1. ## Difference equation (economic growth model)

$\displaystyle \Delta A / A = B (aL)^\gamma A^\theta / A$

$\displaystyle \Delta L / L = n$

$\displaystyle 0< \theta < 1$

$\displaystyle n, B , \gamma > 0$

I need to solve for the procentual growth in A in terms of the parameters. This should according to my textbook equal

$\displaystyle \Delta A / A = \gamma n / (1-\theta)$

I guess it IS NOT a constant but CONVERGES to the previous constant. The only thing is, I can't solve it, work it out properly...
Can anybody solve this for me or put me in the right direction ?

I hope this was placed in the right subforum. Difference equations aren't differential equations, but I don't know in what subfield of Math difference equations would fit. (I'm no math student)
This might also be pre university level math, I don't know. I have never studied difference equations in high school and took a fairly math intensive curriculum.

2. ## What does the a mean?

What does a mean in your equation?

3. Level of technology in the economy!

4. ## Thanks

Thank you but I menth if it had a specifik value or could be substituted somehow.
But probably not, it is not directly related to any other factor in the equation??? a is then a constant? how was it menth to vanish?

5. This is all the model specifies.

"B" is what is called a "shift factor" in the literature and is constant.

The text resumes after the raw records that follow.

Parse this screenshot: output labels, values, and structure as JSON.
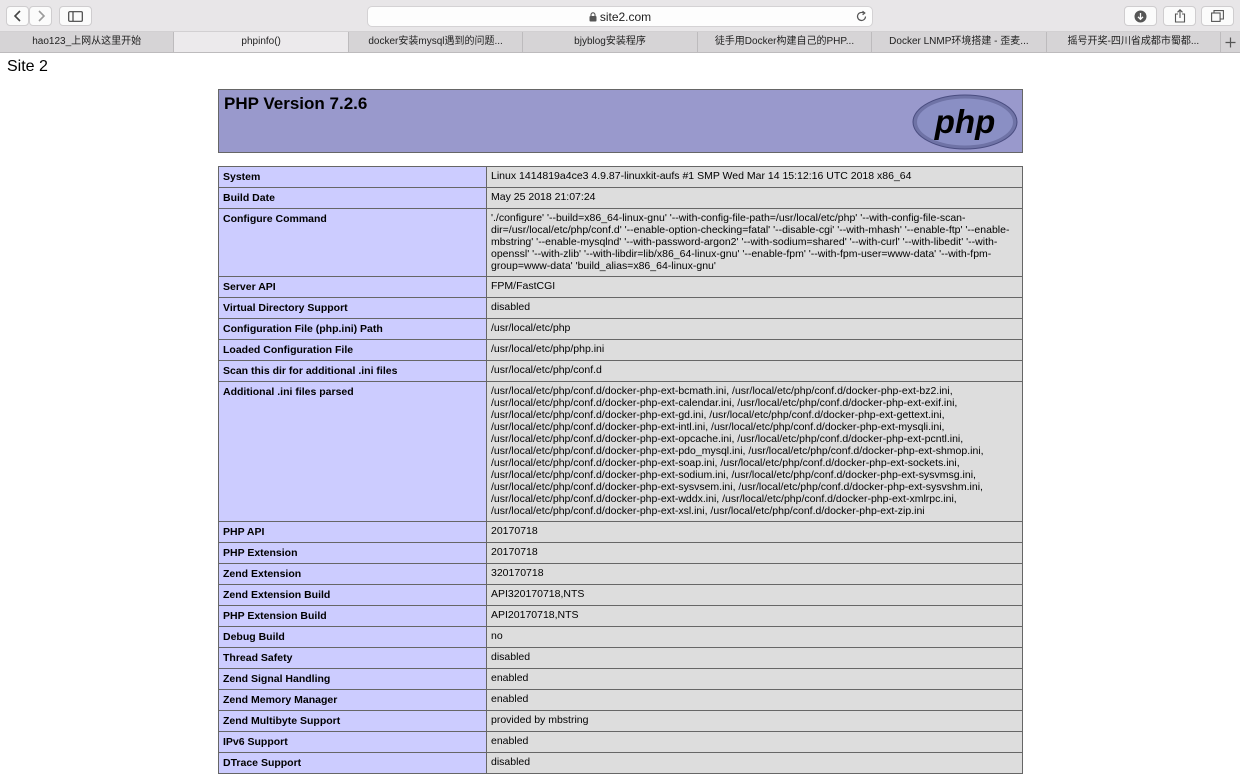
{
  "browser": {
    "address": "site2.com",
    "icons": [
      "back-icon",
      "forward-icon",
      "sidebar-icon",
      "lock-icon",
      "reload-icon",
      "download-icon",
      "share-icon",
      "tabs-overview-icon",
      "new-tab-icon"
    ],
    "tabs": [
      {
        "label": "hao123_上网从这里开始"
      },
      {
        "label": "phpinfo()"
      },
      {
        "label": "docker安装mysql遇到的问题..."
      },
      {
        "label": "bjyblog安装程序"
      },
      {
        "label": "徒手用Docker构建自己的PHP..."
      },
      {
        "label": "Docker LNMP环境搭建 - 歪麦..."
      },
      {
        "label": "摇号开奖-四川省成都市蜀都..."
      }
    ]
  },
  "page": {
    "site_label": "Site 2",
    "php_version": "PHP Version 7.2.6",
    "logo_text": "php",
    "colors": {
      "header": "#9999cc",
      "label_cell": "#ccccff",
      "value_cell": "#dddddd"
    },
    "rows": [
      {
        "k": "System",
        "v": "Linux 1414819a4ce3 4.9.87-linuxkit-aufs #1 SMP Wed Mar 14 15:12:16 UTC 2018 x86_64"
      },
      {
        "k": "Build Date",
        "v": "May 25 2018 21:07:24"
      },
      {
        "k": "Configure Command",
        "v": "'./configure' '--build=x86_64-linux-gnu' '--with-config-file-path=/usr/local/etc/php' '--with-config-file-scan-dir=/usr/local/etc/php/conf.d' '--enable-option-checking=fatal' '--disable-cgi' '--with-mhash' '--enable-ftp' '--enable-mbstring' '--enable-mysqlnd' '--with-password-argon2' '--with-sodium=shared' '--with-curl' '--with-libedit' '--with-openssl' '--with-zlib' '--with-libdir=lib/x86_64-linux-gnu' '--enable-fpm' '--with-fpm-user=www-data' '--with-fpm-group=www-data' 'build_alias=x86_64-linux-gnu'"
      },
      {
        "k": "Server API",
        "v": "FPM/FastCGI"
      },
      {
        "k": "Virtual Directory Support",
        "v": "disabled"
      },
      {
        "k": "Configuration File (php.ini) Path",
        "v": "/usr/local/etc/php"
      },
      {
        "k": "Loaded Configuration File",
        "v": "/usr/local/etc/php/php.ini"
      },
      {
        "k": "Scan this dir for additional .ini files",
        "v": "/usr/local/etc/php/conf.d"
      },
      {
        "k": "Additional .ini files parsed",
        "v": "/usr/local/etc/php/conf.d/docker-php-ext-bcmath.ini, /usr/local/etc/php/conf.d/docker-php-ext-bz2.ini, /usr/local/etc/php/conf.d/docker-php-ext-calendar.ini, /usr/local/etc/php/conf.d/docker-php-ext-exif.ini, /usr/local/etc/php/conf.d/docker-php-ext-gd.ini, /usr/local/etc/php/conf.d/docker-php-ext-gettext.ini, /usr/local/etc/php/conf.d/docker-php-ext-intl.ini, /usr/local/etc/php/conf.d/docker-php-ext-mysqli.ini, /usr/local/etc/php/conf.d/docker-php-ext-opcache.ini, /usr/local/etc/php/conf.d/docker-php-ext-pcntl.ini, /usr/local/etc/php/conf.d/docker-php-ext-pdo_mysql.ini, /usr/local/etc/php/conf.d/docker-php-ext-shmop.ini, /usr/local/etc/php/conf.d/docker-php-ext-soap.ini, /usr/local/etc/php/conf.d/docker-php-ext-sockets.ini, /usr/local/etc/php/conf.d/docker-php-ext-sodium.ini, /usr/local/etc/php/conf.d/docker-php-ext-sysvmsg.ini, /usr/local/etc/php/conf.d/docker-php-ext-sysvsem.ini, /usr/local/etc/php/conf.d/docker-php-ext-sysvshm.ini, /usr/local/etc/php/conf.d/docker-php-ext-wddx.ini, /usr/local/etc/php/conf.d/docker-php-ext-xmlrpc.ini, /usr/local/etc/php/conf.d/docker-php-ext-xsl.ini, /usr/local/etc/php/conf.d/docker-php-ext-zip.ini"
      },
      {
        "k": "PHP API",
        "v": "20170718"
      },
      {
        "k": "PHP Extension",
        "v": "20170718"
      },
      {
        "k": "Zend Extension",
        "v": "320170718"
      },
      {
        "k": "Zend Extension Build",
        "v": "API320170718,NTS"
      },
      {
        "k": "PHP Extension Build",
        "v": "API20170718,NTS"
      },
      {
        "k": "Debug Build",
        "v": "no"
      },
      {
        "k": "Thread Safety",
        "v": "disabled"
      },
      {
        "k": "Zend Signal Handling",
        "v": "enabled"
      },
      {
        "k": "Zend Memory Manager",
        "v": "enabled"
      },
      {
        "k": "Zend Multibyte Support",
        "v": "provided by mbstring"
      },
      {
        "k": "IPv6 Support",
        "v": "enabled"
      },
      {
        "k": "DTrace Support",
        "v": "disabled"
      }
    ]
  }
}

It augments technological growth.
"L" is the population size which grows every year by factor "n".
"a" is the fraction of the population who works in the research and development sector.

I have found an intuitive solution to this problem though, which I will post here the day after tomorrow since I don't have the time right now to go into it, but I would have liked a clean mathematical approach...

But to answer your question: there is no way to substitute any of the other variables or parameters into "A" or vice versa...
A is not a constant... the procentual growth of A however, becomes a constant dynamicaly.

6. If $\displaystyle \Delta A / A = B (aL)^\gamma A^\theta / A$, doesn't it follow, then, that $\displaystyle \Delta A = B (aL)^\gamma A^\theta$? That is, that $\displaystyle \Delta A$ is simply a constant times A to a constant power.

7. The solution intuitively:

Given the above equations.

$\displaystyle \frac{\Delta (\Delta A / A)}{\Delta A / A} = \Delta(Ln (RHS)) = \Delta Ln(B) + \gamma \Delta Ln(a) + \gamma \Delta Ln(L) - (1-\theta) \Delta Ln(A)$
$\displaystyle = 0 + 0 + \gamma n - (1-\theta) \Delta A/A$

while

$\displaystyle \Delta A/A > \frac{\gamma n}{(1-\theta)}$

it's procentual change will be negative, and while it's smaller, it's procentual change will be positive. So it is dynamicaly pushed towards that equilibrium value...

That's the intuition.